2 years ago
As we roll headlong into 2017, the art world—and more specifically, the art market—finds itself in a tenuous position. This is largely due to two serious authenticity disputes that wound up in court; decreases in business for both Christie’s and Sotheby’s; and a 30 percent decrease in overall market volume. Now, gallery owners, auctioneers, and artists are worried that the market’s speculative nature is turning against them.
As one example, collector Niels Kantor compared a Hugh Scott-Douglas painting he bought for $100k to “a stock that crashed,” when he re-sold it for just $30K. In general, collectors are looking to rediscover older artists rather than spend money on newer works that may not hold their value for longer than a year or two.

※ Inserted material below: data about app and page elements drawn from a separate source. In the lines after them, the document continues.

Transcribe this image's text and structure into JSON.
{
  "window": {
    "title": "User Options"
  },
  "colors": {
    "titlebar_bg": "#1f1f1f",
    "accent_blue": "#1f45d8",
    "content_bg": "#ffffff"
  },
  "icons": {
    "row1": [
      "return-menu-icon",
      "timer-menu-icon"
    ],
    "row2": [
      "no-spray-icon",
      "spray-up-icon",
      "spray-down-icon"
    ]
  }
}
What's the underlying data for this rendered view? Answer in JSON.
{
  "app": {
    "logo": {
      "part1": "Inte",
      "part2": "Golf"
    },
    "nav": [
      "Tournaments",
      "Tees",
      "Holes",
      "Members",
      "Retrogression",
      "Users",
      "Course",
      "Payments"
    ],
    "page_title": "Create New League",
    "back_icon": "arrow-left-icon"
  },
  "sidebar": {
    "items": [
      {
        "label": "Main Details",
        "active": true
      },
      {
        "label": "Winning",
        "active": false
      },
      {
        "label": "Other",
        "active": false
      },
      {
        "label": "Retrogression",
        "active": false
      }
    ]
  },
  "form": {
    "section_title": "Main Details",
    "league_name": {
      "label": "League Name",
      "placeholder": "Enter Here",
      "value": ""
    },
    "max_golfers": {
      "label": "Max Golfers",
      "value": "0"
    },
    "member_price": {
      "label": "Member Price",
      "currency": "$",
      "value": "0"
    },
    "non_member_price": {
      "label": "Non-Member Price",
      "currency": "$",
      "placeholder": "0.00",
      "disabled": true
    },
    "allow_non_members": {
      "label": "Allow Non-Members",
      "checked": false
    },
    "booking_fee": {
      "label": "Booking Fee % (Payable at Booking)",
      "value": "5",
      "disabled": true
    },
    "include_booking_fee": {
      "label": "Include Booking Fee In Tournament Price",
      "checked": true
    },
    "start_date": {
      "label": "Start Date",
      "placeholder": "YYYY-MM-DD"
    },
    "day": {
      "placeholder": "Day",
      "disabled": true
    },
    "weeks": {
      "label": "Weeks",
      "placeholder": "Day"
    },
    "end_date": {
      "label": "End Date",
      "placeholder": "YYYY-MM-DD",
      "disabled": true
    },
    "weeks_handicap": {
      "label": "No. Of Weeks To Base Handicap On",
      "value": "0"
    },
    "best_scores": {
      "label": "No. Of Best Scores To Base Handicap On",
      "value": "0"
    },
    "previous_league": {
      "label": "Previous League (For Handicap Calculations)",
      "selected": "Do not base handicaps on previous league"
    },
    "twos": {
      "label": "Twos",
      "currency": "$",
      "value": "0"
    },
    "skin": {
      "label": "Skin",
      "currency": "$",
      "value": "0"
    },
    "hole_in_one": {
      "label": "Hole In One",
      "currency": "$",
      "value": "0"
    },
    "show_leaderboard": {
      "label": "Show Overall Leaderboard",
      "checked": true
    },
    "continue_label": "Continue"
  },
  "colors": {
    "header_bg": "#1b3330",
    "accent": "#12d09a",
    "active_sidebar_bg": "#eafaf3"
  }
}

Complicating that scenario, of course, were two high-profile authenticity disputes. The Knoedler Gallery fraud trial made the most noise. The upshot? The gallery allegedly sold multiple abstract impressionist forgeries (the case was quickly settled). Sotheby’s, too, got egg on their face when forensic conservator James Martin figured out that they unknowingly sold a fake Frans Hals painting for $8.4 million. Not only are buyers less willing to support new art, their confidence in the established artists they’re buying has been shaken.
And that’s not even factoring in how President-elect Donald Trump will impact a market that leans heavily on international buyers. Trump’s famous bluntness could either scare away overseas collectors or actually boost the market if he decides to increase tariffs. The Guardian notes that art sales “… boomed during the Reagan administration and through most of George W. Bush’s tenure,” and that many of Trump’s Cabinet appointees are art collectors.
Even if things shake out favorably for the art market this year, scares like these should make the art world reconsider how much it relies on speculative buying, and what should (or even could) structure the market instead.